### Directions
Leaving out the images, please output every entry exactly as it appears.

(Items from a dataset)
----

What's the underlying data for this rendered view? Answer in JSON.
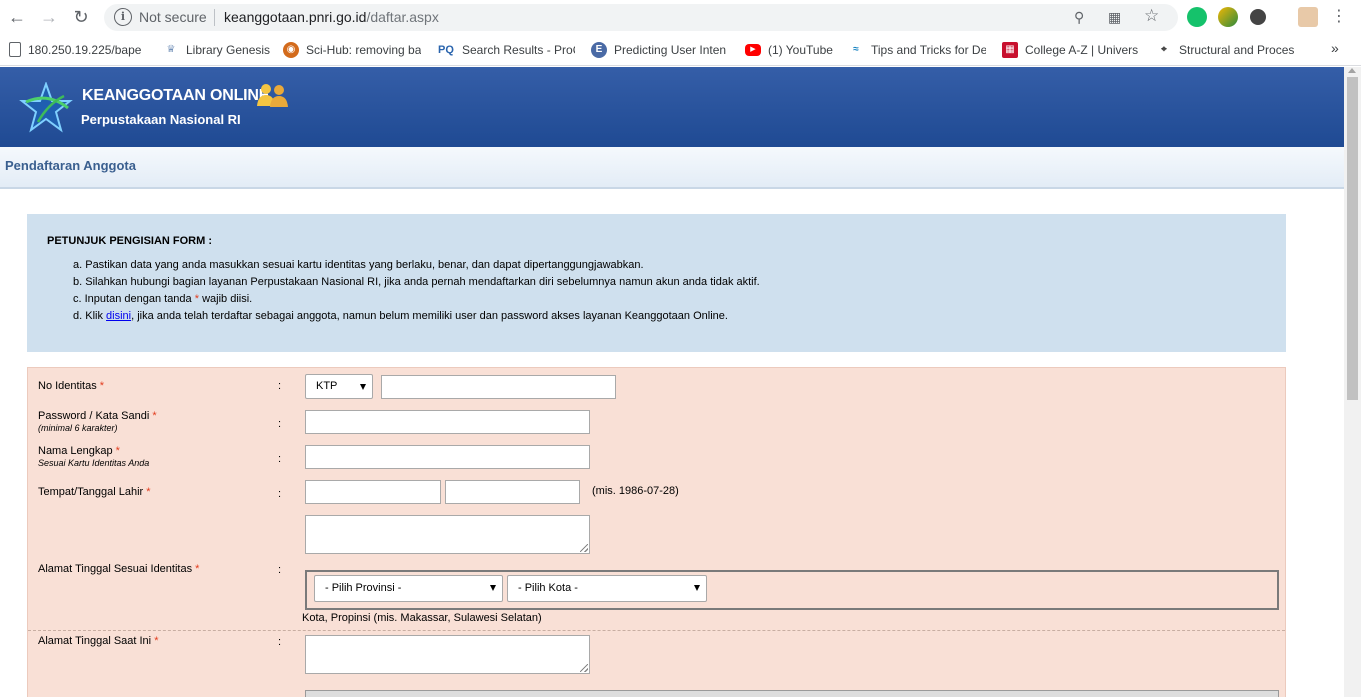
{
  "browser": {
    "security_label": "Not secure",
    "url_host": "keanggotaan.pnri.go.id",
    "url_path": "/daftar.aspx",
    "bookmarks": [
      {
        "label": "180.250.19.225/bape",
        "icon": "page-icon"
      },
      {
        "label": "Library Genesis",
        "icon": "library-genesis-icon"
      },
      {
        "label": "Sci-Hub: removing ba",
        "icon": "scihub-icon"
      },
      {
        "label": "Search Results - ProQ",
        "icon": "proquest-icon"
      },
      {
        "label": "Predicting User Inten",
        "icon": "predicting-icon"
      },
      {
        "label": "(1) YouTube",
        "icon": "youtube-icon"
      },
      {
        "label": "Tips and Tricks for De",
        "icon": "wifi-icon"
      },
      {
        "label": "College A-Z | Univers",
        "icon": "college-icon"
      },
      {
        "label": "Structural and Proces",
        "icon": "structural-icon"
      }
    ],
    "more_bookmarks": "»"
  },
  "banner": {
    "title": "KEANGGOTAAN ONLINE",
    "subtitle": "Perpustakaan Nasional RI"
  },
  "subheader": {
    "title": "Pendaftaran Anggota"
  },
  "instructions": {
    "title": "PETUNJUK PENGISIAN FORM :",
    "item_a": "a. Pastikan data yang anda masukkan sesuai kartu identitas yang berlaku, benar, dan dapat dipertanggungjawabkan.",
    "item_b": "b. Silahkan hubungi bagian layanan Perpustakaan Nasional RI, jika anda pernah mendaftarkan diri sebelumnya namun akun anda tidak aktif.",
    "item_c_prefix": "c. Inputan dengan tanda",
    "item_c_star": "*",
    "item_c_suffix": "wajib diisi.",
    "item_d_prefix": "d. Klik",
    "item_d_link": "disini",
    "item_d_suffix": ", jika anda telah terdaftar sebagai anggota, namun belum memiliki user dan password akses layanan Keanggotaan Online."
  },
  "form": {
    "required_mark": "*",
    "colon": ":",
    "no_identitas": {
      "label": "No Identitas",
      "type_selected": "KTP",
      "value": ""
    },
    "password": {
      "label": "Password / Kata Sandi",
      "hint": "(minimal 6 karakter)",
      "value": ""
    },
    "nama": {
      "label": "Nama Lengkap",
      "hint": "Sesuai Kartu Identitas Anda",
      "value": ""
    },
    "ttl": {
      "label": "Tempat/Tanggal Lahir",
      "tempat": "",
      "tanggal": "",
      "example": "(mis. 1986-07-28)"
    },
    "alamat_identitas": {
      "label": "Alamat Tinggal Sesuai Identitas",
      "value": "",
      "provinsi": "- Pilih Provinsi -",
      "kota": "- Pilih Kota -",
      "example": "Kota, Propinsi (mis. Makassar, Sulawesi Selatan)"
    },
    "alamat_saat_ini": {
      "label": "Alamat Tinggal Saat Ini",
      "value": ""
    }
  }
}
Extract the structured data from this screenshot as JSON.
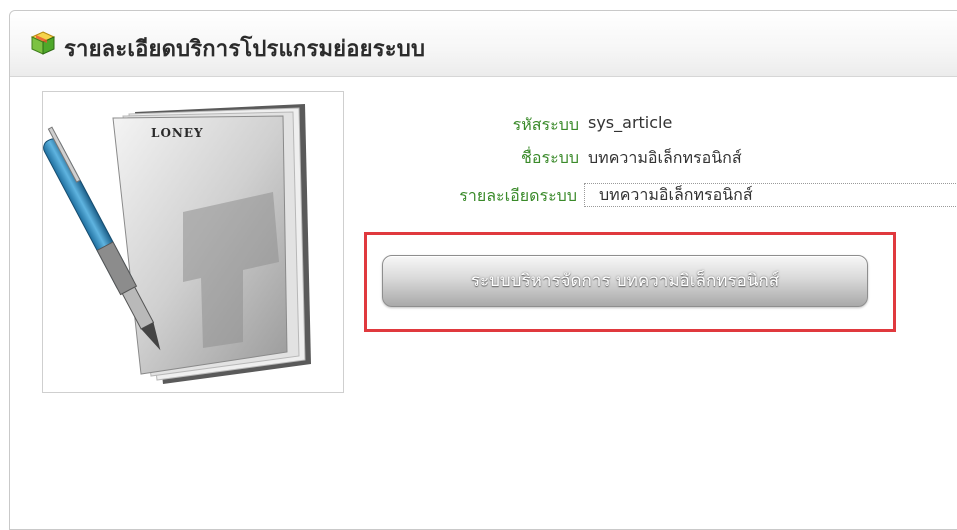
{
  "panel": {
    "title": "รายละเอียดบริการโปรแกรมย่อยระบบ",
    "icon": "cube-box-icon"
  },
  "system_info": {
    "code_label": "รหัสระบบ",
    "code_value": "sys_article",
    "name_label": "ชื่อระบบ",
    "name_value": "บทความอิเล็กทรอนิกส์",
    "description_label": "รายละเอียดระบบ",
    "description_value": "บทความอิเล็กทรอนิกส์"
  },
  "thumbnail": {
    "icon": "book-and-pen-icon",
    "logo_text": "LONEY"
  },
  "actions": {
    "manage_button_label": "ระบบบริหารจัดการ บทความอิเล็กทรอนิกส์"
  },
  "colors": {
    "label_green": "#3a8a2a",
    "highlight_red": "#e0393e"
  }
}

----

### Solved problem
What's the underlying data for this rendered view? Answer in JSON.
{
  "browser": {
    "security_label": "Not secure",
    "url_host": "keanggotaan.pnri.go.id",
    "url_path": "/daftar.aspx",
    "bookmarks": [
      {
        "label": "180.250.19.225/bape",
        "icon": "page-icon"
      },
      {
        "label": "Library Genesis",
        "icon": "library-genesis-icon"
      },
      {
        "label": "Sci-Hub: removing ba",
        "icon": "scihub-icon"
      },
      {
        "label": "Search Results - ProQ",
        "icon": "proquest-icon"
      },
      {
        "label": "Predicting User Inten",
        "icon": "predicting-icon"
      },
      {
        "label": "(1) YouTube",
        "icon": "youtube-icon"
      },
      {
        "label": "Tips and Tricks for De",
        "icon": "wifi-icon"
      },
      {
        "label": "College A-Z | Univers",
        "icon": "college-icon"
      },
      {
        "label": "Structural and Proces",
        "icon": "structural-icon"
      }
    ],
    "more_bookmarks": "»"
  },
  "banner": {
    "title": "KEANGGOTAAN ONLINE",
    "subtitle": "Perpustakaan Nasional RI"
  },
  "subheader": {
    "title": "Pendaftaran Anggota"
  },
  "instructions": {
    "title": "PETUNJUK PENGISIAN FORM :",
    "item_a": "a. Pastikan data yang anda masukkan sesuai kartu identitas yang berlaku, benar, dan dapat dipertanggungjawabkan.",
    "item_b": "b. Silahkan hubungi bagian layanan Perpustakaan Nasional RI, jika anda pernah mendaftarkan diri sebelumnya namun akun anda tidak aktif.",
    "item_c_prefix": "c. Inputan dengan tanda",
    "item_c_star": "*",
    "item_c_suffix": "wajib diisi.",
    "item_d_prefix": "d. Klik",
    "item_d_link": "disini",
    "item_d_suffix": ", jika anda telah terdaftar sebagai anggota, namun belum memiliki user dan password akses layanan Keanggotaan Online."
  },
  "form": {
    "required_mark": "*",
    "colon": ":",
    "no_identitas": {
      "label": "No Identitas",
      "type_selected": "KTP",
      "value": ""
    },
    "password": {
      "label": "Password / Kata Sandi",
      "hint": "(minimal 6 karakter)",
      "value": ""
    },
    "nama": {
      "label": "Nama Lengkap",
      "hint": "Sesuai Kartu Identitas Anda",
      "value": ""
    },
    "ttl": {
      "label": "Tempat/Tanggal Lahir",
      "tempat": "",
      "tanggal": "",
      "example": "(mis. 1986-07-28)"
    },
    "alamat_identitas": {
      "label": "Alamat Tinggal Sesuai Identitas",
      "value": "",
      "provinsi": "- Pilih Provinsi -",
      "kota": "- Pilih Kota -",
      "example": "Kota, Propinsi (mis. Makassar, Sulawesi Selatan)"
    },
    "alamat_saat_ini": {
      "label": "Alamat Tinggal Saat Ini",
      "value": ""
    }
  }
}
Extract the structured data from this screenshot as JSON.
{
  "panel": {
    "title": "รายละเอียดบริการโปรแกรมย่อยระบบ",
    "icon": "cube-box-icon"
  },
  "system_info": {
    "code_label": "รหัสระบบ",
    "code_value": "sys_article",
    "name_label": "ชื่อระบบ",
    "name_value": "บทความอิเล็กทรอนิกส์",
    "description_label": "รายละเอียดระบบ",
    "description_value": "บทความอิเล็กทรอนิกส์"
  },
  "thumbnail": {
    "icon": "book-and-pen-icon",
    "logo_text": "LONEY"
  },
  "actions": {
    "manage_button_label": "ระบบบริหารจัดการ บทความอิเล็กทรอนิกส์"
  },
  "colors": {
    "label_green": "#3a8a2a",
    "highlight_red": "#e0393e"
  }
}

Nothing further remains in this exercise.